Not all medications are created equal. Some medications may be safe, and some can be passed on to your baby through breast milk and can cause adverse effects.
If you are a nursing mother, it is important to be aware of the medications you are taking and whether or not they are safe for your baby. In this blog post, we will discuss the types of medications that are safe for nursing mothers and those that should be avoided. We will also provide tips for safely taking medication while breastfeeding.
It is important to note that not all medications are created equal. Some medications may be safe for some nursing mothers but not others. Be sure to speak with your healthcare provider about any concerns you may have about taking medication while breastfeeding.
There are four main types of medications that are considered safe for nursing mothers:
- Acetaminophen: This is a common over-the-counter medication that is used to treat pain and fever.

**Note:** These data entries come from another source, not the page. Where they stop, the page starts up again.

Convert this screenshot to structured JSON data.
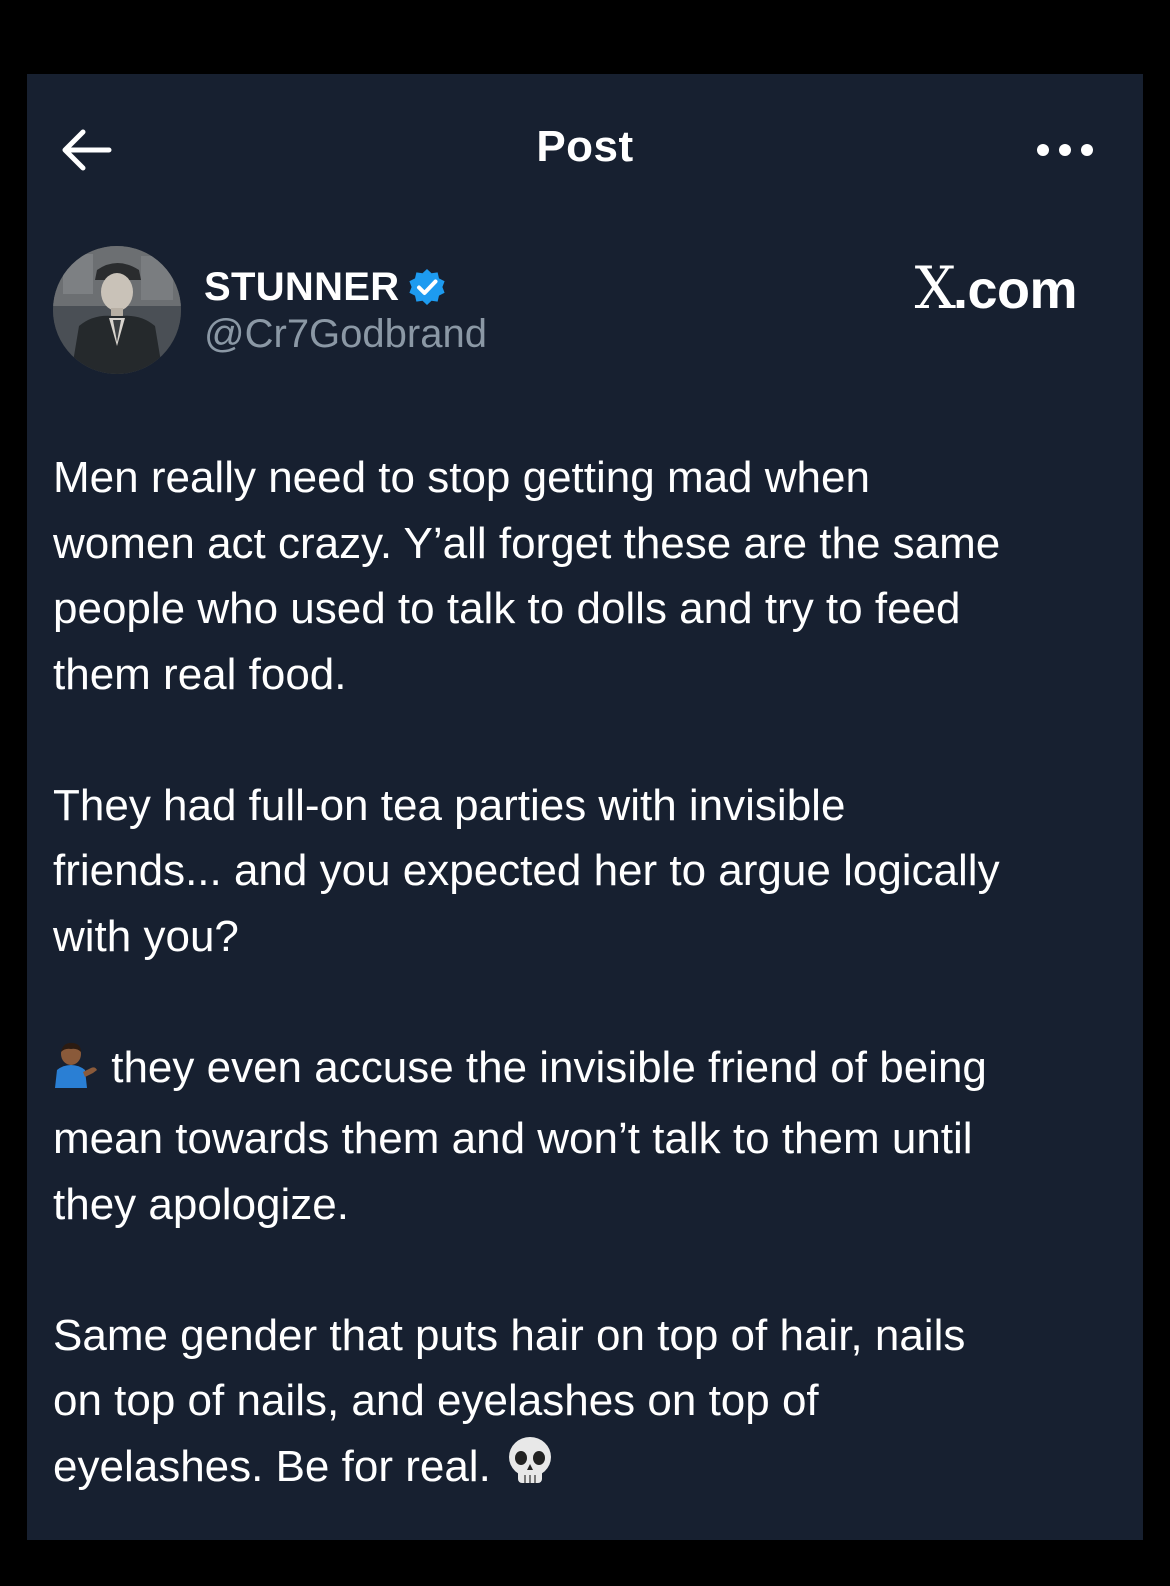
{
  "header": {
    "title": "Post",
    "back_icon": "arrow-left-icon",
    "more_icon": "more-horizontal-icon"
  },
  "author": {
    "display_name": "STUNNER",
    "handle": "@Cr7Godbrand",
    "verified": true,
    "verified_color": "#1d9bf0"
  },
  "brand": {
    "x": "X",
    "suffix": ".com"
  },
  "post": {
    "paragraphs": [
      {
        "text": "Men really need to stop getting mad when\nwomen act crazy. Y’all forget these are the same\npeople who used to talk to dolls and try to feed\nthem real food."
      },
      {
        "text": "They had full-on tea parties with invisible\nfriends... and you expected her to argue logically\nwith you?"
      },
      {
        "lead_emoji": "person-tipping-hand-emoji",
        "text": " they even accuse the invisible friend of being\nmean towards them and won’t talk to them until\nthey apologize."
      },
      {
        "text": "Same gender that puts hair on top of hair, nails\non top of nails, and eyelashes on top of\neyelashes. Be for real.",
        "trail_emoji": "skull-emoji"
      }
    ]
  },
  "colors": {
    "background": "#000000",
    "card": "#172030",
    "text": "#ffffff",
    "secondary_text": "#8b98a5"
  }
}
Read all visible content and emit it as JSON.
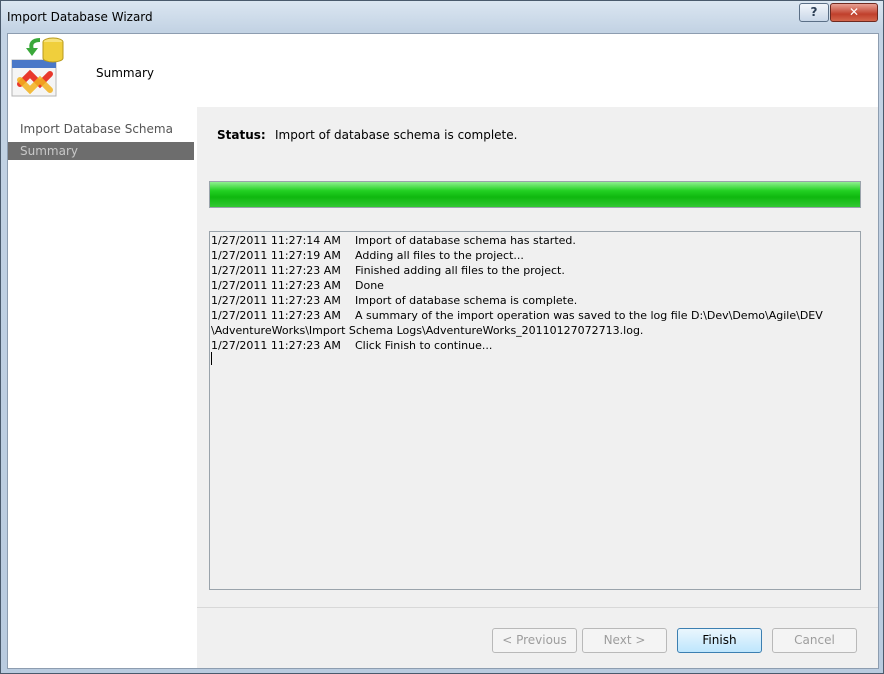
{
  "window": {
    "title": "Import Database Wizard",
    "help_label": "?",
    "close_label": "✕"
  },
  "header": {
    "title": "Summary"
  },
  "sidebar": {
    "items": [
      {
        "label": "Import Database Schema",
        "selected": false
      },
      {
        "label": "Summary",
        "selected": true
      }
    ]
  },
  "status": {
    "label": "Status:",
    "text": "Import of database schema is complete."
  },
  "progress": {
    "value_percent": 100,
    "color": "#22d022"
  },
  "log": {
    "entries": [
      {
        "time": "1/27/2011 11:27:14 AM",
        "message": "Import of database schema has started."
      },
      {
        "time": "1/27/2011 11:27:19 AM",
        "message": "Adding all files to the project..."
      },
      {
        "time": "1/27/2011 11:27:23 AM",
        "message": "Finished adding all files to the project."
      },
      {
        "time": "1/27/2011 11:27:23 AM",
        "message": "Done"
      },
      {
        "time": "1/27/2011 11:27:23 AM",
        "message": "Import of database schema is complete."
      },
      {
        "time": "1/27/2011 11:27:23 AM",
        "message": "A summary of the import operation was saved to the log file D:\\Dev\\Demo\\Agile\\DEV"
      },
      {
        "time": "",
        "message": "\\AdventureWorks\\Import Schema Logs\\AdventureWorks_20110127072713.log."
      },
      {
        "time": "1/27/2011 11:27:23 AM",
        "message": "Click Finish to continue..."
      }
    ]
  },
  "buttons": {
    "previous": "< Previous",
    "next": "Next >",
    "finish": "Finish",
    "cancel": "Cancel"
  }
}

It is generally considered safe for nursing mothers, but it is important to speak with your healthcare provider before taking any medication.

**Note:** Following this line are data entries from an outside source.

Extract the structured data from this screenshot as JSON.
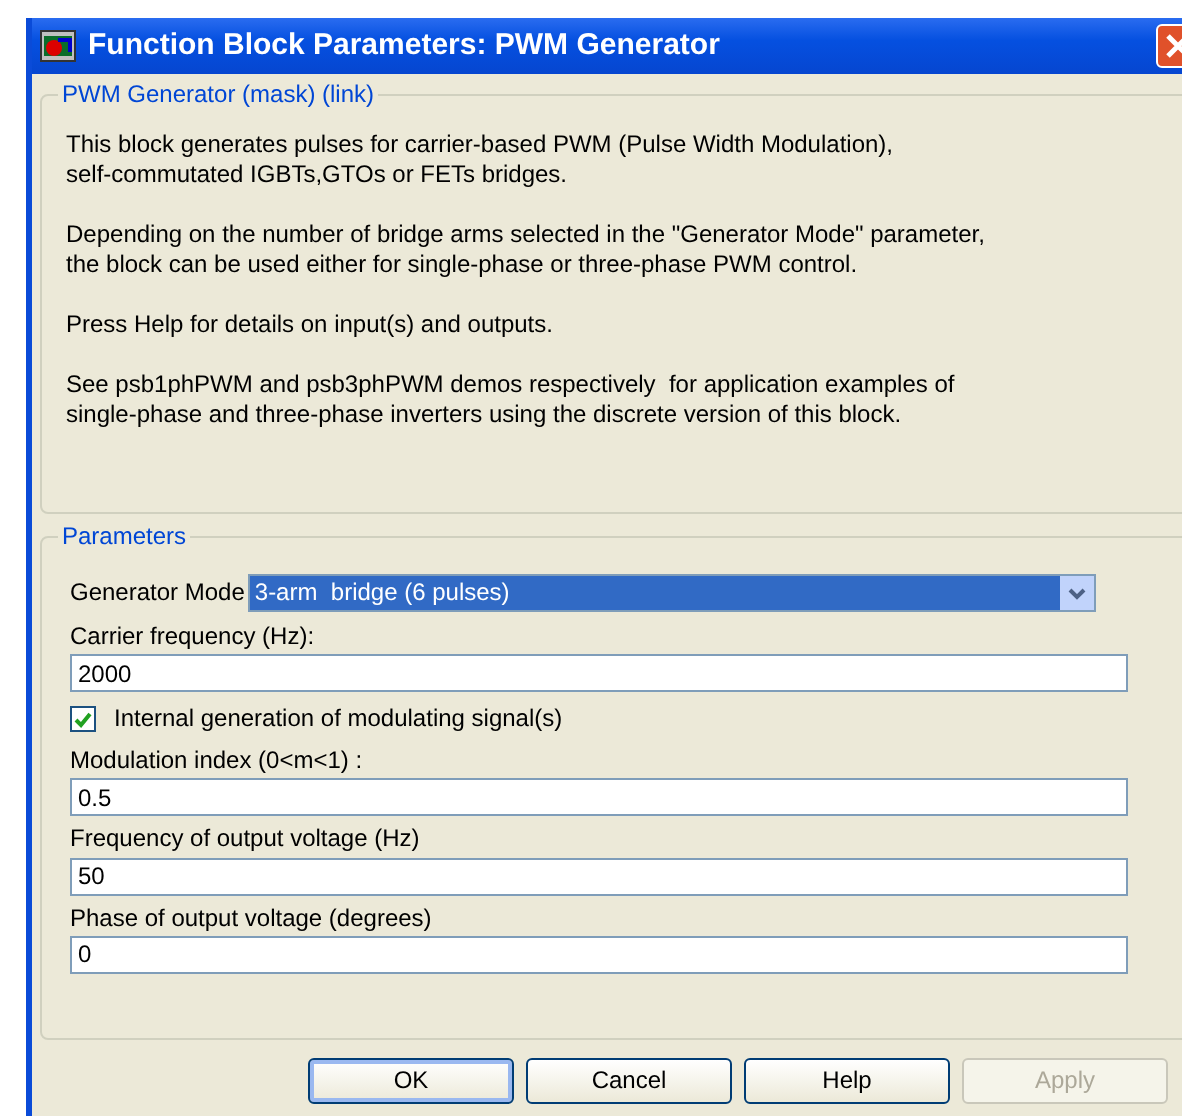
{
  "window": {
    "title": "Function Block Parameters: PWM Generator"
  },
  "description": {
    "legend": "PWM Generator (mask) (link)",
    "paragraphs": [
      "This block generates pulses for carrier-based PWM (Pulse Width Modulation),\nself-commutated IGBTs,GTOs or FETs bridges.",
      "Depending on the number of bridge arms selected in the \"Generator Mode\" parameter,\nthe block can be used either for single-phase or three-phase PWM control.",
      "Press Help for details on input(s) and outputs.",
      "See psb1phPWM and psb3phPWM demos respectively  for application examples of\nsingle-phase and three-phase inverters using the discrete version of this block."
    ]
  },
  "parameters": {
    "legend": "Parameters",
    "items": [
      {
        "kind": "dropdown",
        "label": "Generator Mode",
        "value": "3-arm  bridge (6 pulses)"
      },
      {
        "kind": "text",
        "label": "Carrier frequency (Hz):",
        "value": "2000"
      },
      {
        "kind": "checkbox",
        "label": "Internal generation of modulating signal(s)",
        "checked": true
      },
      {
        "kind": "text",
        "label": "Modulation index  (0<m<1) :",
        "value": "0.5"
      },
      {
        "kind": "text",
        "label": "Frequency of output voltage (Hz)",
        "value": "50"
      },
      {
        "kind": "text",
        "label": "Phase of output voltage (degrees)",
        "value": "0"
      }
    ]
  },
  "buttons": [
    {
      "label": "OK",
      "disabled": false
    },
    {
      "label": "Cancel",
      "disabled": false
    },
    {
      "label": "Help",
      "disabled": false
    },
    {
      "label": "Apply",
      "disabled": true
    }
  ]
}
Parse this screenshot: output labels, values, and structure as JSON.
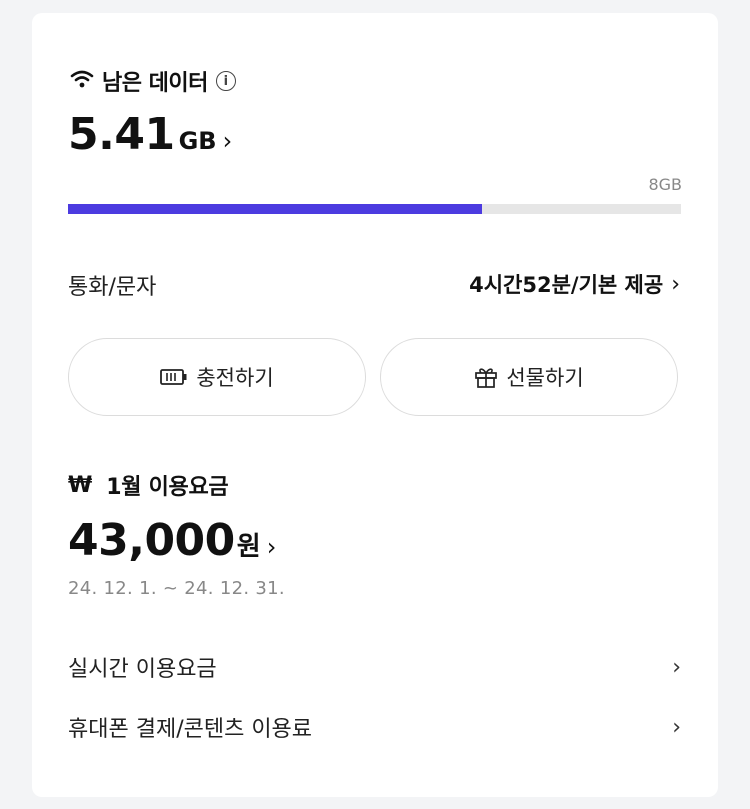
{
  "data_usage": {
    "title": "남은 데이터",
    "remaining_value": "5.41",
    "remaining_unit": "GB",
    "total_label": "8GB",
    "usage_fraction": 0.676
  },
  "call_text": {
    "label": "통화/문자",
    "value": "4시간52분/기본 제공"
  },
  "actions": {
    "charge_label": "충전하기",
    "gift_label": "선물하기"
  },
  "billing": {
    "currency_symbol": "₩",
    "title": "1월 이용요금",
    "amount": "43,000",
    "amount_unit": "원",
    "period": "24. 12. 1. ~ 24. 12. 31."
  },
  "links": [
    {
      "label": "실시간 이용요금"
    },
    {
      "label": "휴대폰 결제/콘텐츠 이용료"
    }
  ],
  "colors": {
    "accent": "#4c3be0",
    "track": "#e6e6e6",
    "background": "#f3f4f6"
  }
}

- Antihistamines: These medications are used to treat allergies and cold symptoms. Some antihistamines, such as loratadine and cetirizine, are considered safe for nursing mothers. However, other antihistamines, such as diphenhydramine, should be avoided.
- Decongestants: These medications are used to relieve congestion and pressure associated with colds and allergies. Some decongestants, such as pseudoephedrine, are safe for nursing mothers. However, other decongestants, such as phenylephrine, should be avoided.

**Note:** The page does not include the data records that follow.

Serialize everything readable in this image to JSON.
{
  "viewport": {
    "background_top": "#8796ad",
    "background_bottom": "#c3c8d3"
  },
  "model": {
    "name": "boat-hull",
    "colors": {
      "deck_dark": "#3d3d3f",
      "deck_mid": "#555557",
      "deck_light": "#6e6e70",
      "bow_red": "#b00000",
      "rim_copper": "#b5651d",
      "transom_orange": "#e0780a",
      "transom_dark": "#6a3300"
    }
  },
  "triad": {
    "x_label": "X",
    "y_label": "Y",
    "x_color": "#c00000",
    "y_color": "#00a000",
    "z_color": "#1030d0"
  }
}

- Probiotics: These live microorganisms are found in yogurt and other fermented foods. They can also be taken in supplement form. Probiotics are generally considered safe for nursing mothers and may help to promote a healthy digestive system.
Some medications should be avoided while breastfeeding. These include:
- Certain antibiotics: Some antibiotics, such as tetracyclines and fluoroquinolones, can cause adverse effects in nursing infants. Before using any medicine, be sure to inform your healthcare practitioner about any concerns you may have.
- Certain antidepressants: Some antidepressants, such as selective serotonin reuptake inhibitors (SSRIs), can cause adverse effects in nursing infants. Be sure to speak with your healthcare provider about any concerns you have before taking any medication.
- Certain cancer treatments: Some cancer treatments, such as radiation therapy and chemotherapy, can pass through breast milk and may cause adverse effects in nursing infants.
Taking medication while breastfeeding can be safe if you follow some simple guidelines. Be sure to take your medication at a time when your baby is not nursing. If possible, pump and store breast milk ahead of time so that you can still provide your baby with breast milk even if you have to take medication. Before taking any drug, be sure to discuss any worries you have with your healthcare provider.
Is it true that all medicines enter breast milk?
Almost any drug that is in your blood will also be in your breast milk. Some may be present in breast milk but in very small amounts that are not harmful to the baby. However, some medications can pass into breast milk and cause adverse effects in nursing infants. Be sure to speak with your healthcare provider about any concerns you have before taking any medication.
When should I take my medication?
It is best to take your medication at a time when your baby is not nursing. If possible, pump and store breast milk ahead of time so that your baby can still nurse while you are taking your medication.
Make sure to talk to your doctor or pharmacist about how your medication may affect your breast milk and whether it is safe for your baby.
Which are the medicines that affect milk production?
Certain medications can affect milk production. They include:
- Estrogen: The combined contraceptive pill contain estrogen. This can reduce milk production in some women. If you’re using it, speak to your doctor.
- Large doses of thiazide diuretics
- Bromocriptine and cabergoline
The best way to protect your baby is to take your medication as prescribed and to follow all of the instructions of the health care provider. If you have any questions about your medication or breastfeeding, talk to your doctor, pharmacist, or lactation consultant.
Tips for safely taking medication while breastfeeding
As a nursing mother, you may be wondering if it is safe to take medication while breastfeeding. The answer is usually yes, but there are a few things you need to keep in mind.
- It is important to understand that medication passes into breast milk. However, the amount that passes into breast milk is usually very small and is not likely to cause harm to your baby sometimes.
- You need to be sure to take the medication as directed. This means taking it at the correct time and in the correct dose.
- You should avoid taking any unnecessary medications. If you are taking a medication for a condition that can be safely treated with lifestyle changes or over-the-counter medications, then it is best to avoid taking prescription medications.
- You should always let your healthcare provider know that you are breastfeeding. This way, they can take your breastfeeding into account when prescribing medications.
- It is important to watch for any signs of side effects in your baby. If you notice your baby is fussy or not feeding well, contact your healthcare provider.
By following these tips, you can safely take medication while breastfeeding. However, if you have any questions or concerns, be sure to talk to your healthcare provider.